Recent levee systems[edit]

The Hurricane and Storm Damage Risk Reduction System(HSDRRS) was implemented by the Army Corps of Engineers after the devastation from Hurricane Katrina in 2005. The HSDRRS is a project aimed at completely re-engineering the levee system in New Orleans and surrounding areas in order to withstand effects from a "100 year storm," or a storm that has a one percent chance of occurring each year.[19] The project includes construction of multiple floodgates around the city, redesigning pumping stations to pump water out of the city, and raising levees while constructing seawalls on top of them.[17] The system's first real test came with the impact of Hurricane Isaac in late August 2012. Although Isaac was only a category 1 storm, the speed of Isaac's movement was considerably slower than most hurricanes, allowing more time for storm surge and damage to compile. Isaac produced tropical storm force winds for up to 45 hours[13] while the effects of storms like Katrina and Rita only lasted for 21 and 16 hours, respectively.[14] This suggests that even though Isaac was of lower intensity, the severity may have rivaled Katrina and Rita in certain locations. An analysis conducted by the US Army Corps of Engineers stated that the post-Katrina HSDRRS prevented potential flooding in areas within the strengthened levee, but potentially caused up to one foot of additional flooding in areas immediately outside of the HSDDRS.[13]

See also[edit]


  1. ^ a b c d e f g h i Berg, Robbie R. (January 28, 2013). "Hurricane Isaac" (PDF). Tropical Cyclone Report. National Hurricane Center. Retrieved 14 February 2013.
  2. ^ Peralta, Eyder (August 21, 2012). "Tropical Storm Isaac Forms In Atlantic, Puerto Rico Under Storm Watch". The Two-Way. National Public Radio. Retrieved 15 February 2013.
  3. ^ a b "Gulf coast states prepare as hurricane warnings issued from Louisiana to Florida panhandle". FoxNews.com. FOX News Network, LLC. August 26, 2012. Retrieved 15 February 2013.
  4. ^ a b Schleifstien, Mark (August 26, 2012). "Dangerous Isaac aims at Louisiana-Mississippi border, prompts hurricane warning". New Orleans Net LLC. Retrieved 15 February 2013.
  5. ^ CNN Wire Staff (August 27, 2012). "As Isaac moves into warm water, threat shifts to northern Gulf". Miami, Florida: Cable News Network.

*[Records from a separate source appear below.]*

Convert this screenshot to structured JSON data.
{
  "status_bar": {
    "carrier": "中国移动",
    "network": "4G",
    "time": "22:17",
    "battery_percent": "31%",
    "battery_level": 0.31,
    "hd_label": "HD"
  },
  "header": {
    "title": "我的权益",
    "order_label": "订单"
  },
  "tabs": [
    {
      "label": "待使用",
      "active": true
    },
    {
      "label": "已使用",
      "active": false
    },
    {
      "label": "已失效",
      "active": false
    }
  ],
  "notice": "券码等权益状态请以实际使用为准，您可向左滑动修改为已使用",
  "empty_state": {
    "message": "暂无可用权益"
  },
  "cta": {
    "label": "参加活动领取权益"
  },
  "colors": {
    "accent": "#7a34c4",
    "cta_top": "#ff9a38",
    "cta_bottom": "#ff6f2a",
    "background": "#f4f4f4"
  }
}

Retrieved 15 February 2013.
  6. ^ Schleifstien, Mark (August 26, 2012). "Plaquemines Parish orders mandatory evacuation at noon Monday for parish's eastern bank". New Orleans Net LLC. Retrieved 15 February 2013.
  7. ^ Schleifstien, Mark (August 26, 2012). "New Orleans area now under Isaac hurricane watch, could see 70-mph winds on Wednesday". Retrieved 15 February 2013.
  8. ^ The Associated Press (August 28, 2012). "Hurricane Isaac Moving Toward Louisiana". Huffington Post. Retrieved 15 February 2013.
  9. ^ Maldonado, Charles (August 27, 2012). "Hurricane Isaac: No mandatory evacuation for New Orleans; FEMA declares pre-landfall emergency". Gambit. Retrieved 15 February 2013.
  10. ^ a b c United States Department of Commerce (August 2012). "August 2012" (PDF). Storm Data. Asheville, North Carolina. 54 (8). Retrieved 15 February 2013.[permanent dead link]
  11. ^ a b Roth, David M.; Hydrometeorological Prediction Center. "Hurricane Isaac - August 25-September 3, 2012". Tropical Cyclone Point Maxima. United States National Oceanic and Atmospheric Administration's National Weather Service. Retrieved 16 February 2013.
  12. ^ a b c National Oceanic and Atmospheric Association. National Hurricane Center. By Robbie Berg. N.p., 28 Jan. 2013. Web. 15 Oct. 2013. <http://www.nhc.noaa.gov/data/tcr/AL092012_Isaac.pdf>
  13. ^ a b c US Army Corps of Engineers. Hurricane Isaac With and Without 2012 100-Year HSDRRS Evaluation. Rep, Feb. 2013. Web. 15 Oct. 2013. <http://www.mvn.usace.army.mil/Portals/56/docs/PAO/20130208HurrIsaacW-WO2012HSDRRS.pdf>.
  14. ^ a b Morton, Robert A., and John A. Barras. "Hurricane Impacts on Coastal Wetlands: A Half-Century Record of Storm-Generated Features from Southern Louisiana." Journal of Coastal Research 27.6A (n.d.): 27-43. Nov. 2011. Web. 15 Oct. 2013. <http://www.jcronline.org/doi/pdf/10.2112/JCOASTRES-D-10-00185.1>.
  15. ^ a b "The Mississippi River Delta Basin." CWPPRA. Louisiana State Government, n.d. Web. 15 Oct. 2013. <http://lacoast.gov/new/about/basin_data/mr/default.aspx>.
  16. ^ Keller, Edward A. "Flooding." Natural Hazards. Ed. Duane E. DeVecchio. 3rd ed. Upper Saddle River, NJ: Pearson Education, 2012. 191-92. Print.
  17. ^ a b Meeder, J.F., 1987. Variable effects of hurricanes on the coast and adjacent marshes: a problem for land managers. In: Brodtmann, N.V. (ed.), Fourth Water Quality and Wetlands Conference Proceedings. New Orleans, Louisiana: XXXX, pp. 337–374.
  18. ^ Barras, J.A., 2007b. Satellite images and aerial photographs of the effects of Hurricanes Katrina and Rita on coastal Louisiana. U.S. Geological Survey Data Series 281. http://pubs.usgs.gov/ds/2007/281.
  19. ^ US Army Corps of Engineers. Greater New Orleans HSDRRS Facts and Figures. New Orleans, June, 2013. Print.


  1. ^ All damage totals are in 2012 United States dollars unless otherwise noted.
  2. ^ All maximum sustained wind measurements are rounded to the nearest five, unless otherwise noted.

External links[edit]